Drought conditions have led to an unprecedented water shortage warning for the north and north-east.
Fresh wildfires sparked yesterday as the sun continued to shine and water supplies dwindled, prompting an appeal to hundreds of communities to conserve supplies.
Cities, towns and villages from the Western Isles and across the Highlands to Moray and the north east were all told to ration their usage.
Scorching hot temperatures have resulted in a surge in water use that has seen water works and reservoirs starting to run dry.
While Scottish Water has resisted any use of the words “hosepipe ban” and have said “there is no way a panic or a crisis” they are nonetheless calling for restraint.
Alan Thomson, a spokesman for Scottish Water said: “In terms of the prolonged dry spell and the heat we’ve experienced, I certainly can’t in my life time remember it being like this.
“It gives us more challenges across the country but these are challenges we will meet.
“In certain areas of the country we are experiencing some particularly high water usage – up to a 30% increase in some regions.
“Right across Scotland we supply about 1.3 billion litres of drinking water a day, but right now we’re having to supply an extra 140 million litres daily.
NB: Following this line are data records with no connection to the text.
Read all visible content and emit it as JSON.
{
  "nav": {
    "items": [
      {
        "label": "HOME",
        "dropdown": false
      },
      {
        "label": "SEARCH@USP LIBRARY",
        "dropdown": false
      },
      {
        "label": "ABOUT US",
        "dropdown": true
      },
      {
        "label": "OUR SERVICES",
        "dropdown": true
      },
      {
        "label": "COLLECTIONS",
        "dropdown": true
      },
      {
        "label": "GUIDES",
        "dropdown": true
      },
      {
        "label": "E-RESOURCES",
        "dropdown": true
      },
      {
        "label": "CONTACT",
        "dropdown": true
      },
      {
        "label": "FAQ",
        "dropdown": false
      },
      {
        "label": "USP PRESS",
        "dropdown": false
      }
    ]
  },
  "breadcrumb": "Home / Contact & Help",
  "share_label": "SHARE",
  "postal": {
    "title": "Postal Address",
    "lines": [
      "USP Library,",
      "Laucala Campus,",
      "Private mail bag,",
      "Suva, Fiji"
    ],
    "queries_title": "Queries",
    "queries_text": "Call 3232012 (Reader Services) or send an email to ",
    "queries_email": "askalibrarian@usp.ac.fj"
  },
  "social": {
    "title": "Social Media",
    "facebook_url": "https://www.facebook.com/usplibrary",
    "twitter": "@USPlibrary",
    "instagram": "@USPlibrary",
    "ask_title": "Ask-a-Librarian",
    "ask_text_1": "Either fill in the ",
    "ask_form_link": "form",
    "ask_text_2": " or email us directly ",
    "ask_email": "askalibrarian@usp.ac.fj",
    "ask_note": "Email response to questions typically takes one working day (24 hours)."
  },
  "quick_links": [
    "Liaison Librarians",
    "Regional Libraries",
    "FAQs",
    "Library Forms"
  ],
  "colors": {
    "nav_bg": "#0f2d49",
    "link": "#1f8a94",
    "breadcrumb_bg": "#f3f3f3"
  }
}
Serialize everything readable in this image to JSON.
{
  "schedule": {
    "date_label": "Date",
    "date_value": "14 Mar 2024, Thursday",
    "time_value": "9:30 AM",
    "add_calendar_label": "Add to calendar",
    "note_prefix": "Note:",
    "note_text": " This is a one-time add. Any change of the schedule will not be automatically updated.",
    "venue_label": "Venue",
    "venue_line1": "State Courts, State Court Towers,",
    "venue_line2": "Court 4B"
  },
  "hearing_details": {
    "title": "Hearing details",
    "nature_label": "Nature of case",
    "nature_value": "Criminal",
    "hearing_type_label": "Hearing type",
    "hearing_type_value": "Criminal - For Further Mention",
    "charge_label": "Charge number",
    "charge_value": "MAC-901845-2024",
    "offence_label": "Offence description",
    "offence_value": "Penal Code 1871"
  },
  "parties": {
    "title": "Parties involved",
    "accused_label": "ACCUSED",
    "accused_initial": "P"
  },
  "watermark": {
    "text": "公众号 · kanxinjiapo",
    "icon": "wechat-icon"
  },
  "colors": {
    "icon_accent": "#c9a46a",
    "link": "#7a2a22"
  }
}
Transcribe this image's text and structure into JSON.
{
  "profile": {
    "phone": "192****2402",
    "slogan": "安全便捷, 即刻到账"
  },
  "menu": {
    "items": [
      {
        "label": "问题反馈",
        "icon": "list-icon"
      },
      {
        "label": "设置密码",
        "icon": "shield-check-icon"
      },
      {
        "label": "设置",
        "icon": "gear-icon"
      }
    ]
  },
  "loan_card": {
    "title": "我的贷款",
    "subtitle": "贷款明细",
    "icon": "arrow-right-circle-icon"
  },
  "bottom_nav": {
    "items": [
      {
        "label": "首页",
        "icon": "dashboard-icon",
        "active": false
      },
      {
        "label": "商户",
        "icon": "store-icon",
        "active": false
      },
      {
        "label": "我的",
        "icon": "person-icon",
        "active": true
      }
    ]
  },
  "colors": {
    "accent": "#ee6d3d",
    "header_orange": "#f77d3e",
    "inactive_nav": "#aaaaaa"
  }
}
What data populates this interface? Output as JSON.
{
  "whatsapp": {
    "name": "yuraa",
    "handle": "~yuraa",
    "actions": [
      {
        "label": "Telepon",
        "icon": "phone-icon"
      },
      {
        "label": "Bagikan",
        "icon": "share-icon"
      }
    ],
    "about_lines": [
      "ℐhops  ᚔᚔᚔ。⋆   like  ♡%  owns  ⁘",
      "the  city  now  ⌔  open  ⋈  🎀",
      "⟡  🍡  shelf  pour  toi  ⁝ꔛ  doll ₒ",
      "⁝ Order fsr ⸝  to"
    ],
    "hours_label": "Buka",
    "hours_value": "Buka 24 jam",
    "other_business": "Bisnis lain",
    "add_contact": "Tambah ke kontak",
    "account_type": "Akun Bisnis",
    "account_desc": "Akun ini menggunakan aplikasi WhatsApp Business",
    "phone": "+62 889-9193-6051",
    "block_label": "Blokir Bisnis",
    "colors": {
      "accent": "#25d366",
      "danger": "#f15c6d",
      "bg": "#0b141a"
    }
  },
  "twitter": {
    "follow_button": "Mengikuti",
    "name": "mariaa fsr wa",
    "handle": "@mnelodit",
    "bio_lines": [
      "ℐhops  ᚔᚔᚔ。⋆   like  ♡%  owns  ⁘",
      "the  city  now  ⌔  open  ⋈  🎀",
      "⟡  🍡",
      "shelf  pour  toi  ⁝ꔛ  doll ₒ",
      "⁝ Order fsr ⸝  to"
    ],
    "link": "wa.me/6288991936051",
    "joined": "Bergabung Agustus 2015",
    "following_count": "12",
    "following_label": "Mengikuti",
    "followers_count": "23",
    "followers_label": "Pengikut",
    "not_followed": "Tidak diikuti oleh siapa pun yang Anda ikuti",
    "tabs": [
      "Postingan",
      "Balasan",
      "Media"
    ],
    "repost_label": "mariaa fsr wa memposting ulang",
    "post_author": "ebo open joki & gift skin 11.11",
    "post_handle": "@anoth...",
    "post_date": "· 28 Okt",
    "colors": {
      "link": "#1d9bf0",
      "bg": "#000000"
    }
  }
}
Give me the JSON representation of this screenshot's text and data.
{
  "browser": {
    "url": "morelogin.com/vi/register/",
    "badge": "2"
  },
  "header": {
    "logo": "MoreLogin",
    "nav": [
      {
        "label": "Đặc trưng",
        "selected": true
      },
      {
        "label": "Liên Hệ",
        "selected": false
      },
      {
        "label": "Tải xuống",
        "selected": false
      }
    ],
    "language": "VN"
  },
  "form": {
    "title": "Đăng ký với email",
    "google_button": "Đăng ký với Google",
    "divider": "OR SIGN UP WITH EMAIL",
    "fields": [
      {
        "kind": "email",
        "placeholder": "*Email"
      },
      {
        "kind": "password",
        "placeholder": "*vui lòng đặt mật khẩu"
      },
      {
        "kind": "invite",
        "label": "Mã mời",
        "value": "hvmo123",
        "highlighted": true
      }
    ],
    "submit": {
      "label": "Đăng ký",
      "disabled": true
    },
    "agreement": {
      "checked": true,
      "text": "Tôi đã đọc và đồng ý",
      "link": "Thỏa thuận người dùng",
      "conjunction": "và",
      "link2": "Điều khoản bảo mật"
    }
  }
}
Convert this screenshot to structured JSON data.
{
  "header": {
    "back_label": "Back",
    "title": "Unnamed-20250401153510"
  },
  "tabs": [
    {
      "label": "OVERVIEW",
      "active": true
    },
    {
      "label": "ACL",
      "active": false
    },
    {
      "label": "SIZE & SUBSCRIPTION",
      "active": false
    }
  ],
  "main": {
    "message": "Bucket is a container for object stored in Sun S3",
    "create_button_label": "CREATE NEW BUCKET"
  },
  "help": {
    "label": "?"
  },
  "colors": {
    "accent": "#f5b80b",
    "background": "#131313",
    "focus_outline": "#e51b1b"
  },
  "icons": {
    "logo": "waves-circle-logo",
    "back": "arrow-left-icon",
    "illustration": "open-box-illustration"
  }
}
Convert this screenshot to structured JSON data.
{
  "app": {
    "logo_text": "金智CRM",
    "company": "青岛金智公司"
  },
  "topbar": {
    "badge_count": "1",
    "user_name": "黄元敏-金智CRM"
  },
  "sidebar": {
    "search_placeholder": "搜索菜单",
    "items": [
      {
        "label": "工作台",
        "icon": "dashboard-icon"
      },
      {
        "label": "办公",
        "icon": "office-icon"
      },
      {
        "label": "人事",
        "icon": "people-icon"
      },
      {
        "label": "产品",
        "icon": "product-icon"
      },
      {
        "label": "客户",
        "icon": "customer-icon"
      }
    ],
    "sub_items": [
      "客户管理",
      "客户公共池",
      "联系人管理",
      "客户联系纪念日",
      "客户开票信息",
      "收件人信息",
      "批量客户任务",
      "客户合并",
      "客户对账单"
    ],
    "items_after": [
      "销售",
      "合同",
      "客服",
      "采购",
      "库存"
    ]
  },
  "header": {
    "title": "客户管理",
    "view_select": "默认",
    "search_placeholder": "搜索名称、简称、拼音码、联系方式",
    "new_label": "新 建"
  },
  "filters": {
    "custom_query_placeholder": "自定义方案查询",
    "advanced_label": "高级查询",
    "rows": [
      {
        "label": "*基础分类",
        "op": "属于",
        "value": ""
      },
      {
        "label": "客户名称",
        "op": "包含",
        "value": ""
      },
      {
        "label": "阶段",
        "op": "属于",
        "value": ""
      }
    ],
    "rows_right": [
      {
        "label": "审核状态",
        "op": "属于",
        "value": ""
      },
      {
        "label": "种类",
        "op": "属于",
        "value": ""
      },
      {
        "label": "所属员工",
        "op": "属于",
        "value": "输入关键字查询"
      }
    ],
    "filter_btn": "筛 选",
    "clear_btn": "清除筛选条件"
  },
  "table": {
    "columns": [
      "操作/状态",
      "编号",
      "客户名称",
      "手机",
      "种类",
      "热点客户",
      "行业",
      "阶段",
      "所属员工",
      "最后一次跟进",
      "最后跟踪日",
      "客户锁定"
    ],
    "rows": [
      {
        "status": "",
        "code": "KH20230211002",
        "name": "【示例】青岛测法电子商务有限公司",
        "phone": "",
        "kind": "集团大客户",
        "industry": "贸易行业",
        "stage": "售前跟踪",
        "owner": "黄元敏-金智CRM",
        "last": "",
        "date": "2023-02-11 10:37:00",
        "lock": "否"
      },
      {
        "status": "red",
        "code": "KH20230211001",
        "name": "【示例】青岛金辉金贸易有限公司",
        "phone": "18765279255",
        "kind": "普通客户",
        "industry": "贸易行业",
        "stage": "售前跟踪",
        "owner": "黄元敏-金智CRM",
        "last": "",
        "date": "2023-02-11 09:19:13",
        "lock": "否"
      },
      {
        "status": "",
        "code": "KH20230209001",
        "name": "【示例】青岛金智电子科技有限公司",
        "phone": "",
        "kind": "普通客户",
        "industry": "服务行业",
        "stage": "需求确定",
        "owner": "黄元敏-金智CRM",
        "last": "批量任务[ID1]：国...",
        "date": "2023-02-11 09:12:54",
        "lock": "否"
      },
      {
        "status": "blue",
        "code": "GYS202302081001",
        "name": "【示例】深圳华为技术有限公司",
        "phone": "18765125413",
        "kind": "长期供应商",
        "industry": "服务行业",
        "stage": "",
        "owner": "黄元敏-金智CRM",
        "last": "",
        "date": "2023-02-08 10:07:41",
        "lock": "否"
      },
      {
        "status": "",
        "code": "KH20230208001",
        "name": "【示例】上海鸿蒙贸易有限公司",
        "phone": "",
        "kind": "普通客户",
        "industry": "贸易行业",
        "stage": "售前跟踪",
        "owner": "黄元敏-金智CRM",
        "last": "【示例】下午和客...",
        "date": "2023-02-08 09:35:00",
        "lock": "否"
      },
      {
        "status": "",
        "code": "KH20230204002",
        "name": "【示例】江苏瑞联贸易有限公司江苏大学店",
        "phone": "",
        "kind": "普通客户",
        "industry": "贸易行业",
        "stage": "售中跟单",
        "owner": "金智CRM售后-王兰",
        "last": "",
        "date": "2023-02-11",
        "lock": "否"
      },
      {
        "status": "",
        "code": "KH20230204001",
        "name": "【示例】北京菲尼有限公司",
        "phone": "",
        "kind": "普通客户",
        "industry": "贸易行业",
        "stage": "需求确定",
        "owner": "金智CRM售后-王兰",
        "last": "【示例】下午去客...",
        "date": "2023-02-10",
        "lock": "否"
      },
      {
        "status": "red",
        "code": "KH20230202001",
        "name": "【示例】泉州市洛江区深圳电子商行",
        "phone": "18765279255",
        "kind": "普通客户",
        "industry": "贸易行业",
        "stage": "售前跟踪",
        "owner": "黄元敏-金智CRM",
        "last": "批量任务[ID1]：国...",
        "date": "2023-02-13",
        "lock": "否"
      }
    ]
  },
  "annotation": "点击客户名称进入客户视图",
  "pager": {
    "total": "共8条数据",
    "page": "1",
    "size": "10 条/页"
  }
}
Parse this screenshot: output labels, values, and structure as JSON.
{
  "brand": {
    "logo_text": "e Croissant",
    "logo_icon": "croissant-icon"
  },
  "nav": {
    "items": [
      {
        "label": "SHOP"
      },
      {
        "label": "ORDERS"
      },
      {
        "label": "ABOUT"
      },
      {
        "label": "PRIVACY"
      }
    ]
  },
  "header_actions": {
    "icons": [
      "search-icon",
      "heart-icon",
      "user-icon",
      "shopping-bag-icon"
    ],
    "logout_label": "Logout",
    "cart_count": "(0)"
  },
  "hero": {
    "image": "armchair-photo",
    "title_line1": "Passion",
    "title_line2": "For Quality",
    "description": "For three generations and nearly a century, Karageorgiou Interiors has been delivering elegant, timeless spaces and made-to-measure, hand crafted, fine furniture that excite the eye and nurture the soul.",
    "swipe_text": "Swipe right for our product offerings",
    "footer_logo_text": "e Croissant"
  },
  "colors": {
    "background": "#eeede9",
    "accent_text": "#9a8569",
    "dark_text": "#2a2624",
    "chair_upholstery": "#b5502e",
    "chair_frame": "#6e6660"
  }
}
“It’s for a number of reasons apart from just the dry conditions. There are of course a lot of tourists out enjoying the sunshine all across Scotland right now, folk are spending time watering the garden, kids are having water fights and playing in paddling pools. There are a whole range of things.
Anglers throughout the north and north-east of Scotland have also been struggling as the prolonged lack of rain has left many river levels extremely low.
Yesterday the River Spey was the third driest river in the UK – at Boat o Brig, the waterway was measured to be 97% lower than its normal minimum.
And although it was slightly cooler across Scotland than in recent days, due to cloud cover, temperatures still managed to reach around 20c during the warmest parts of the afternoon in some parts of the country, including Aviemore and Dornoch.
In light of the concerns, communities have been told to hand-wash their cars, avoid baths and do everything they can to conserve water following an unprecedented period of extremely warm and dry weather.
Gardeners have been told to use their watering cans and keep their hoses coiled up and people brushing their teeth have even been asked to turn off the tap while it’s not in use.
Those doing their laundry have been requested to only turn on their washing machines when they are fully loaded in order to “keep the water cycle flowing”.
Mr Thomson added: “We’re just calling for common sense. There is in no way a panic or a crisis right now, we’re just asking people to keep conservation in mind and consider their water usage a bit more than they do normally.”
The dry, hot weather is forecast to continue into the weekend, with little to no rain forecast across Aberdeenshire, Moray, the Highlands and Islands.